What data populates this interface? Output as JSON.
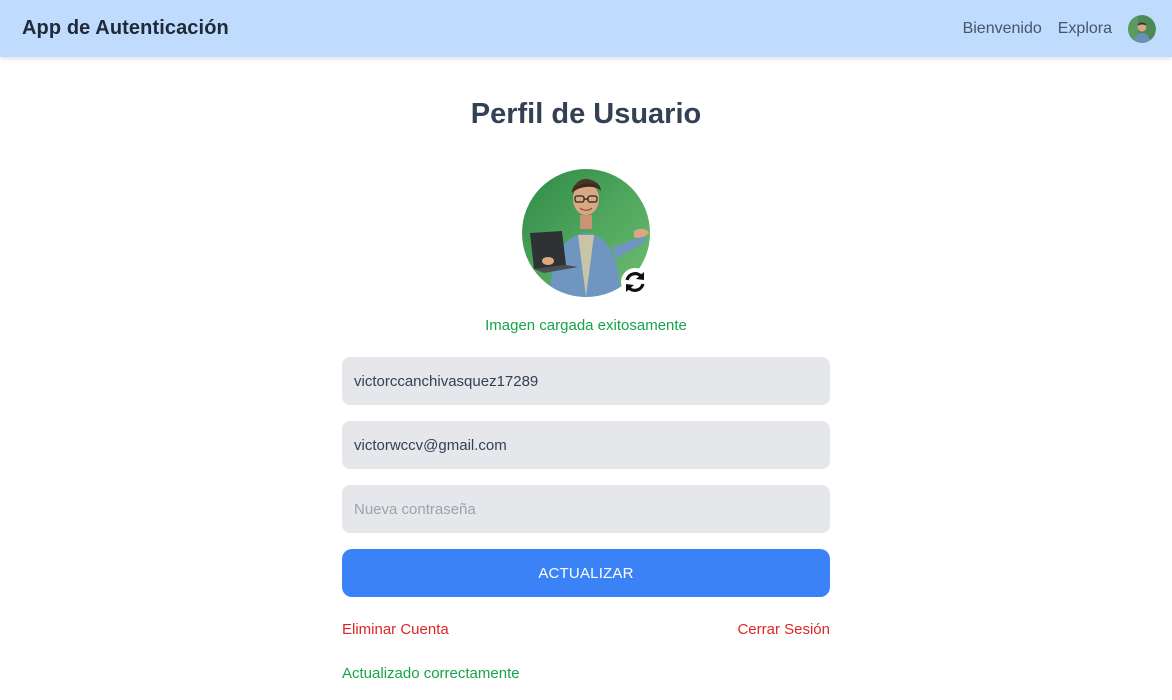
{
  "navbar": {
    "brand": "App de Autenticación",
    "links": [
      "Bienvenido",
      "Explora"
    ],
    "avatar_icon": "user-avatar-icon"
  },
  "profile": {
    "title": "Perfil de Usuario",
    "avatar_icon": "profile-photo",
    "refresh_icon": "refresh-icon",
    "upload_message": "Imagen cargada exitosamente"
  },
  "form": {
    "username_value": "victorccanchivasquez17289",
    "email_value": "victorwccv@gmail.com",
    "password_placeholder": "Nueva contraseña",
    "update_label": "ACTUALIZAR"
  },
  "actions": {
    "delete_label": "Eliminar Cuenta",
    "logout_label": "Cerrar Sesión",
    "success_message": "Actualizado correctamente"
  },
  "colors": {
    "navbar_bg": "#bfdbfe",
    "primary": "#3b82f6",
    "danger": "#dc2626",
    "success": "#16a34a",
    "input_bg": "#e5e7eb"
  }
}
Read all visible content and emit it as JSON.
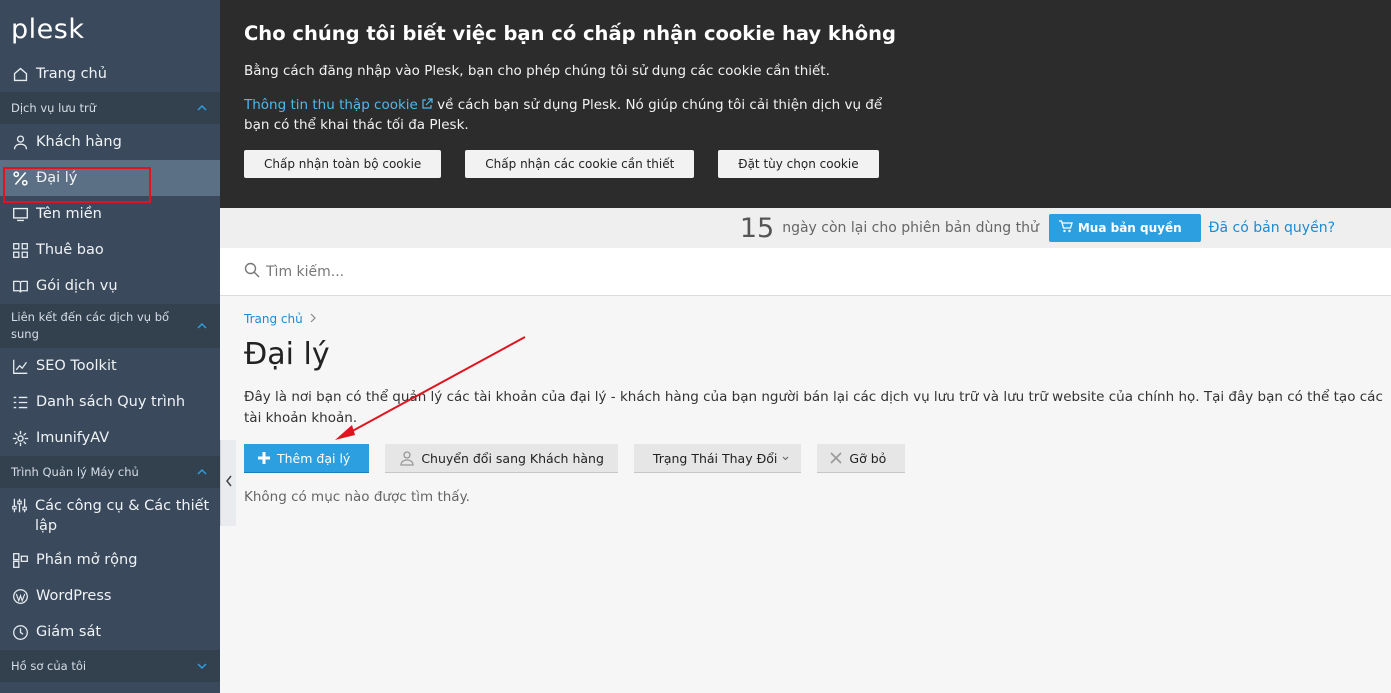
{
  "sidebar": {
    "logo": "plesk",
    "home": "Trang chủ",
    "sections": {
      "hosting": "Dịch vụ lưu trữ",
      "links": "Liên kết đến các dịch vụ bổ sung",
      "server": "Trình Quản lý Máy chủ",
      "profile": "Hồ sơ của tôi"
    },
    "items": [
      {
        "label": "Khách hàng",
        "icon": "user-icon"
      },
      {
        "label": "Đại lý",
        "icon": "percent-icon"
      },
      {
        "label": "Tên miền",
        "icon": "monitor-icon"
      },
      {
        "label": "Thuê bao",
        "icon": "grid-icon"
      },
      {
        "label": "Gói dịch vụ",
        "icon": "book-icon"
      },
      {
        "label": "SEO Toolkit",
        "icon": "chart-icon"
      },
      {
        "label": "Danh sách Quy trình",
        "icon": "list-icon"
      },
      {
        "label": "ImunifyAV",
        "icon": "gear-icon"
      },
      {
        "label": "Các công cụ & Các thiết lập",
        "icon": "sliders-icon"
      },
      {
        "label": "Phần mở rộng",
        "icon": "extensions-icon"
      },
      {
        "label": "WordPress",
        "icon": "wordpress-icon"
      },
      {
        "label": "Giám sát",
        "icon": "monitoring-icon"
      }
    ]
  },
  "cookie": {
    "title": "Cho chúng tôi biết việc bạn có chấp nhận cookie hay không",
    "line1": "Bằng cách đăng nhập vào Plesk, bạn cho phép chúng tôi sử dụng các cookie cần thiết.",
    "link": "Thông tin thu thập cookie",
    "line2": " về cách bạn sử dụng Plesk. Nó giúp chúng tôi cải thiện dịch vụ để bạn có thể khai thác tối đa Plesk.",
    "accept_all": "Chấp nhận toàn bộ cookie",
    "accept_required": "Chấp nhận các cookie cần thiết",
    "customize": "Đặt tùy chọn cookie"
  },
  "trial": {
    "days": "15",
    "text": "ngày còn lại cho phiên bản dùng thử",
    "buy": "Mua bản quyền",
    "have": "Đã có bản quyền?"
  },
  "search": {
    "placeholder": "Tìm kiếm..."
  },
  "main": {
    "breadcrumb": "Trang chủ",
    "title": "Đại lý",
    "description": "Đây là nơi bạn có thể quản lý các tài khoản của đại lý - khách hàng của bạn người bán lại các dịch vụ lưu trữ và lưu trữ website của chính họ. Tại đây bạn có thể tạo các tài khoản khoản.",
    "toolbar": {
      "add": "Thêm đại lý",
      "convert": "Chuyển đổi sang Khách hàng",
      "status": "Trạng Thái Thay Đổi",
      "remove": "Gỡ bỏ"
    },
    "empty": "Không có mục nào được tìm thấy."
  },
  "colors": {
    "accent": "#2b9fe0",
    "sidebar": "#3a4a5c",
    "highlight": "#e0141e"
  }
}
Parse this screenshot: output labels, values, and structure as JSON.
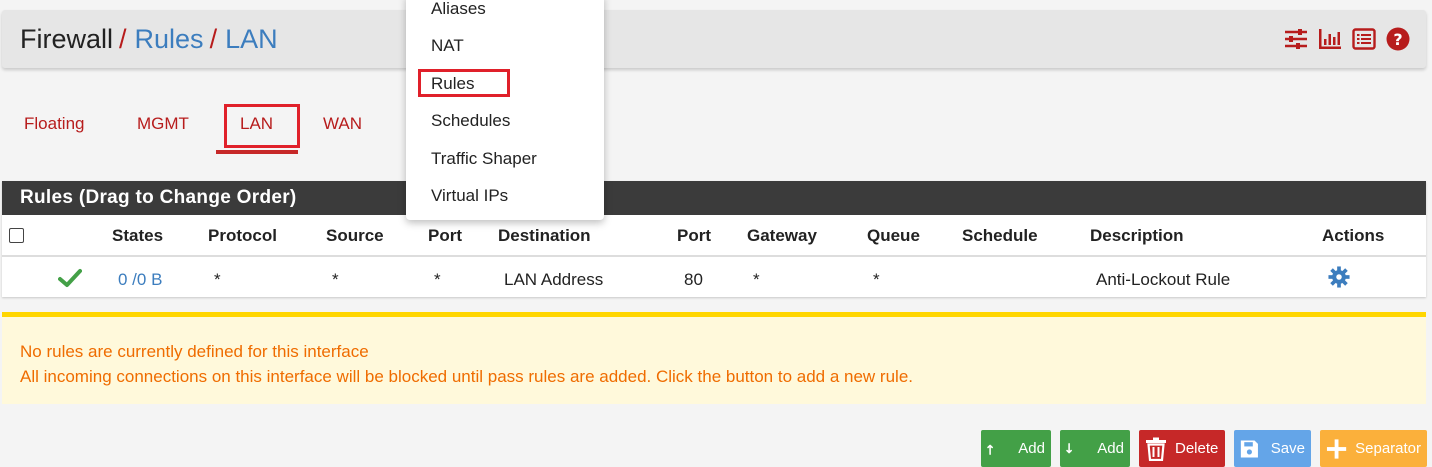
{
  "breadcrumb": {
    "first": "Firewall",
    "sep": "/",
    "second": "Rules",
    "third": "LAN"
  },
  "header_icons": [
    "sliders-icon",
    "bar-chart-icon",
    "list-icon",
    "help-icon"
  ],
  "tabs": [
    {
      "label": "Floating"
    },
    {
      "label": "MGMT"
    },
    {
      "label": "LAN",
      "active": true
    },
    {
      "label": "WAN"
    }
  ],
  "dropdown": {
    "items": [
      "Aliases",
      "NAT",
      "Rules",
      "Schedules",
      "Traffic Shaper",
      "Virtual IPs"
    ],
    "highlighted": "Rules"
  },
  "panel": {
    "heading": "Rules (Drag to Change Order)"
  },
  "table": {
    "columns": [
      "States",
      "Protocol",
      "Source",
      "Port",
      "Destination",
      "Port",
      "Gateway",
      "Queue",
      "Schedule",
      "Description",
      "Actions"
    ],
    "rows": [
      {
        "status_icon": "check-icon",
        "states": "0 /0 B",
        "protocol": "*",
        "source": "*",
        "port": "*",
        "destination": "LAN Address",
        "dest_port": "80",
        "gateway": "*",
        "queue": "*",
        "schedule": "",
        "description": "Anti-Lockout Rule",
        "action_icon": "gear-icon"
      }
    ]
  },
  "alert": {
    "line1": "No rules are currently defined for this interface",
    "line2": "All incoming connections on this interface will be blocked until pass rules are added. Click the button to add a new rule."
  },
  "buttons": [
    {
      "label": "Add",
      "icon": "arrow-up-icon",
      "color": "#43a047"
    },
    {
      "label": "Add",
      "icon": "arrow-down-icon",
      "color": "#43a047"
    },
    {
      "label": "Delete",
      "icon": "trash-icon",
      "color": "#c62828"
    },
    {
      "label": "Save",
      "icon": "save-icon",
      "color": "#64a5e8"
    },
    {
      "label": "Separator",
      "icon": "plus-icon",
      "color": "#fbb03b"
    }
  ],
  "colors": {
    "accent_red": "#b71c1c",
    "link_blue": "#3c7dbe",
    "panel_dark": "#3b3b3b",
    "alert_bg": "#fff9db",
    "alert_border": "#ffd600",
    "alert_text": "#ef6c00"
  }
}
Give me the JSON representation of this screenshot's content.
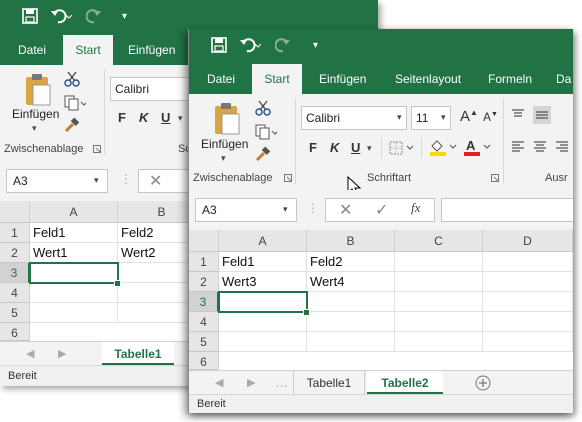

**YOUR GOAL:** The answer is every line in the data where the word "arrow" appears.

**ANSWER TO THIS TASK:**
      "icon": "arrow-up-icon",
      "icon": "arrow-down-icon",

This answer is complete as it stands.